## Instructions to follow
In the entries that follow, find each line with the word "Digital" and copy it.

## Data for the task
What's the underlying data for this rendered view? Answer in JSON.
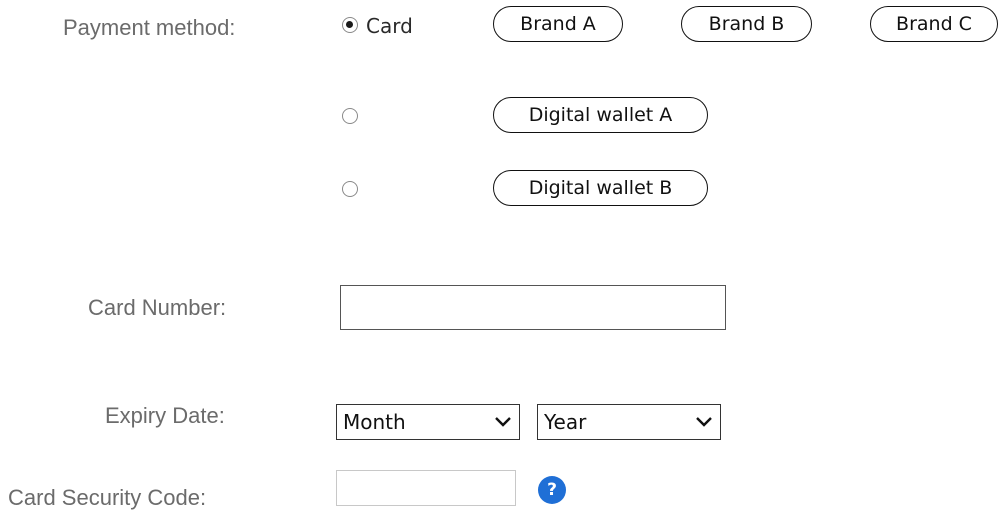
{
  "payment": {
    "label": "Payment method:",
    "card_label": "Card",
    "brands": [
      "Brand A",
      "Brand B",
      "Brand C"
    ],
    "wallet_a": "Digital wallet A",
    "wallet_b": "Digital wallet B",
    "selected": "card"
  },
  "card_number": {
    "label": "Card Number:",
    "value": ""
  },
  "expiry": {
    "label": "Expiry Date:",
    "month_selected": "Month",
    "year_selected": "Year"
  },
  "security": {
    "label": "Card Security Code:",
    "value": "",
    "help_glyph": "?"
  },
  "colors": {
    "help_icon": "#1f6fd6",
    "label_text": "#6b6b6b"
  }
}
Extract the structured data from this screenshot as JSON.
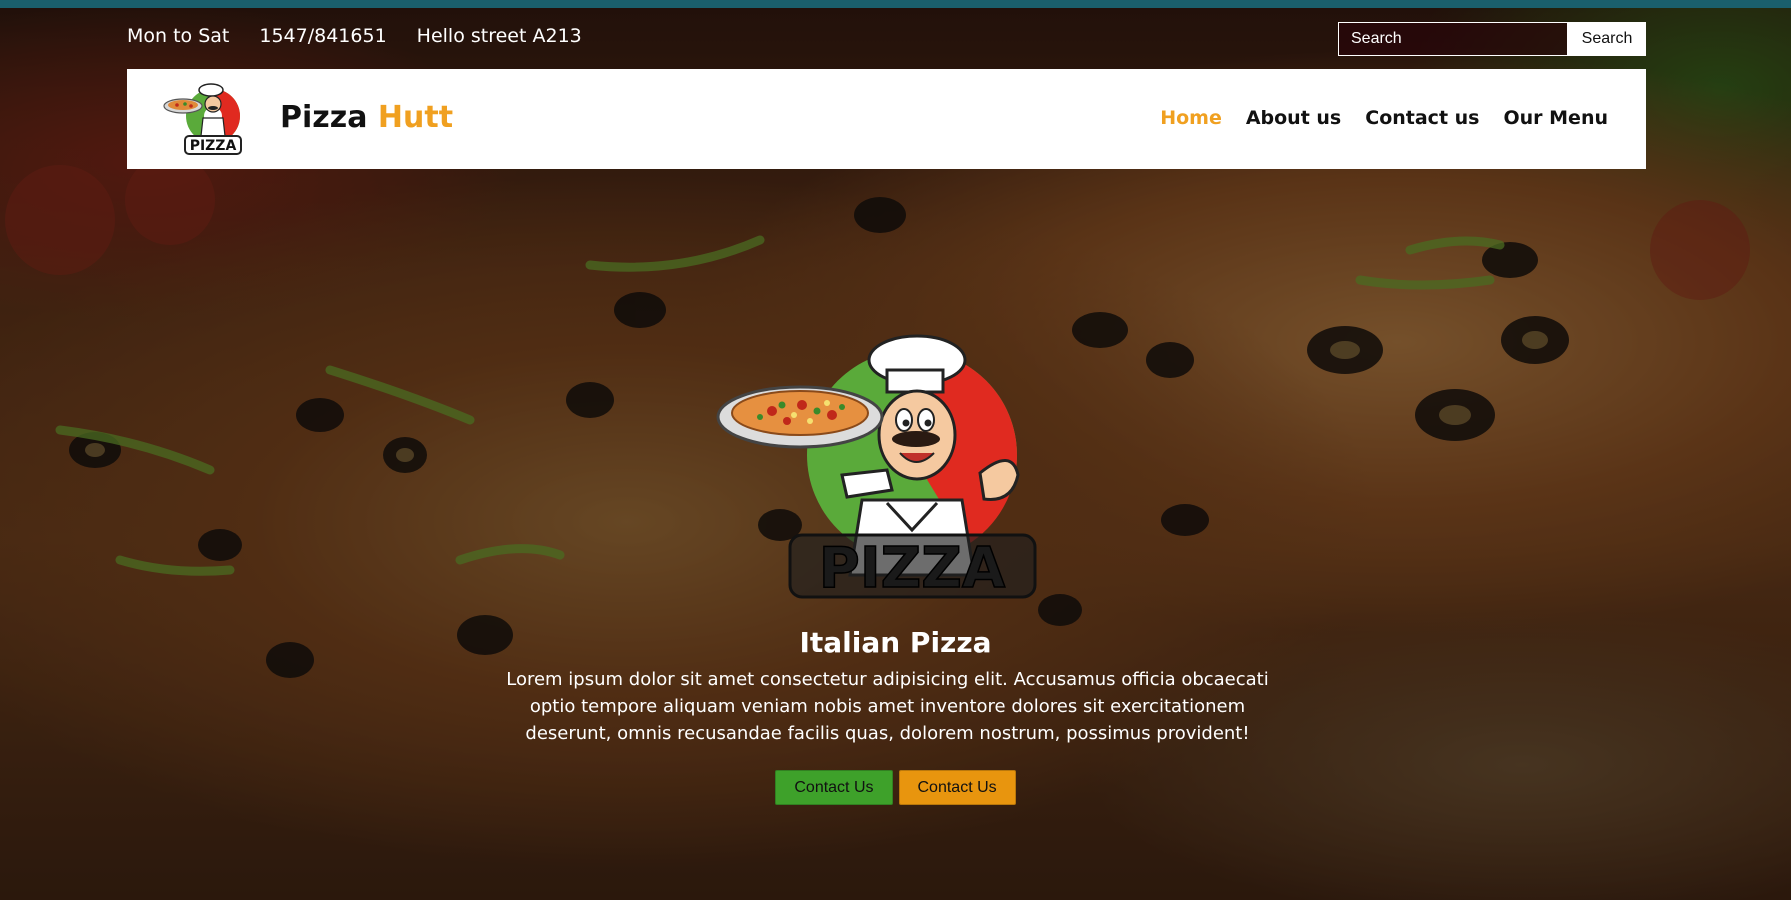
{
  "topbar": {
    "hours": "Mon to Sat",
    "phone": "1547/841651",
    "address": "Hello street A213",
    "search_placeholder": "Search",
    "search_button": "Search"
  },
  "navbar": {
    "brand_main": "Pizza",
    "brand_accent": "Hutt",
    "links": [
      {
        "label": "Home",
        "active": true
      },
      {
        "label": "About us",
        "active": false
      },
      {
        "label": "Contact us",
        "active": false
      },
      {
        "label": "Our Menu",
        "active": false
      }
    ]
  },
  "hero": {
    "logo_word": "PIZZA",
    "title": "Italian Pizza",
    "text": "Lorem ipsum dolor sit amet consectetur adipisicing elit. Accusamus officia obcaecati optio tempore aliquam veniam nobis amet inventore dolores sit exercitationem deserunt, omnis recusandae facilis quas, dolorem nostrum, possimus provident!",
    "button_1": "Contact Us",
    "button_2": "Contact Us"
  },
  "colors": {
    "accent": "#f0a020",
    "top_strip": "#1a5f6c",
    "button_green": "#3ea12a",
    "button_orange": "#e8950e"
  },
  "icons": {
    "nav_logo": "pizza-chef-logo-icon",
    "hero_logo": "pizza-chef-logo-icon"
  }
}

## Solution to this exercise
    "wallet_a": "Digital wallet A",
    "wallet_b": "Digital wallet B",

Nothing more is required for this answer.